@ Matt – Thank you so much for this timbit of information, i was able to transfer the funds from LIRA account into my RRSP account.

@ Pat – great job my friend. I really hope to retire around the same timeline, I think it will only be possible without kids. And I do want kids :)

@ Everyone else – Thank you for warm wishes.

Leo T. Ly @
7 years ago

Great progress on increasing your net worth smilingsaver. Nothing beats the feeling of seeing a negative net worth to a positive one. Good luck in BC and hopefully the lower tax rate will help you save even more. I would love to read about your house hunting experience in BC. Hopefully, it’s not as crazy as Ontario.

7 years ago

Congrats on the new job and great progress this month. Wish you guys all the best. Never been to b.c I would love to go sometime

7 years ago

Hey great work and thanks for the updates and sharing the funny details of moving provinces.
We couldn’t believe how much cheese cost in Edmonton when we moved lived there (2001-2002)!

I think you two are going to do great — looking forward to seeing the progress.

7 years ago

I admire your drive & will certainly enjoy watching your progress.
Also, an immigrant to Canada (’81 as an M.Eng), I spent everything I could spare foolishly accumulating rental properties while interest rates hovered around 18-19%.
Amused by my drive for ‘blood, sweat & tears equity’, my colleagues invested in large homes, new vehicles, vacations & failed marriages.
The rest is history & I retired at 49 with a healthy portfolio of properties all free & clear.
It was a tough, frugal, exhausting grind but worth the ultimate freedom from a JOB & worrying about ever having enough for retirement.
Taking full advantage of the maximum tax deductions of an RRSP, my Questrade RRSP generates in excess of $40k/yr in dividends.
Good luck & enjoy your journey to financial freedom !!!

7 years ago
Reply to  Pat

Hello Pat,

I love hearing success stories from people who make good financial decisions.

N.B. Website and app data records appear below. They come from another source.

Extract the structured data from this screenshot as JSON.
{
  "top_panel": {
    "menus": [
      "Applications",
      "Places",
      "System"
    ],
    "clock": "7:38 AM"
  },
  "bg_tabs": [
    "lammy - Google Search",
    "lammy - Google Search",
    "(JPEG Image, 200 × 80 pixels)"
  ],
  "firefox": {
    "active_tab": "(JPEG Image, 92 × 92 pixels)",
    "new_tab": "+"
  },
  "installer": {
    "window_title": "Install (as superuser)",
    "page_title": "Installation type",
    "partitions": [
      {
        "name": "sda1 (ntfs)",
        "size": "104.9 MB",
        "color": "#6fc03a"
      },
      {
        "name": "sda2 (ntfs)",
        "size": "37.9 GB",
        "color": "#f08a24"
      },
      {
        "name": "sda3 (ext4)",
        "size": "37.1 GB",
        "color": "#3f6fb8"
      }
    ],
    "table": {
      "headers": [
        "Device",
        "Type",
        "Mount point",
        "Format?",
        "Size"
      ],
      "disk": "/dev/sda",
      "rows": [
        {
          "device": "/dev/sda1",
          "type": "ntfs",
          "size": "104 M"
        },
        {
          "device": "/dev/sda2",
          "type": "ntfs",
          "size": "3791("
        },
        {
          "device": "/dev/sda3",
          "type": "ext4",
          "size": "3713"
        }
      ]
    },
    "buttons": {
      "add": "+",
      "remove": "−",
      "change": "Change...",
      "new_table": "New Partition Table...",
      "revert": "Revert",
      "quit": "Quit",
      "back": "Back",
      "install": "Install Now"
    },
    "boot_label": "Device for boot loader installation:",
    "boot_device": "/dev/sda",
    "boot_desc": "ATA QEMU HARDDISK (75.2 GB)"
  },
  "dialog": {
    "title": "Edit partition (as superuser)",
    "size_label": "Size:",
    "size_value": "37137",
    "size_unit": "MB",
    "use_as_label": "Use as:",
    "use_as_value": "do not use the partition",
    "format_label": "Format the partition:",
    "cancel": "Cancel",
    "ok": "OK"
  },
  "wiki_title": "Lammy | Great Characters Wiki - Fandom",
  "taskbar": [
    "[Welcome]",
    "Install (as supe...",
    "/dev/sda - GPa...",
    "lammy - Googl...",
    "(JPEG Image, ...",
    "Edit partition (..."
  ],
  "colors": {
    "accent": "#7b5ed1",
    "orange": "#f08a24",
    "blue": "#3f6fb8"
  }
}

I know this is SmilingSavers page (who is doing a great job) but, I’d like to know how many rentals you acquired and what type. Was it the rentals or the dividend investments that were more advantageous for your success?

7 years ago

You should be able to move the LIRA funds into an RRSP because its under $10,000. Which should be easier down the road should you needs funds, and especially if there are account minimum fees.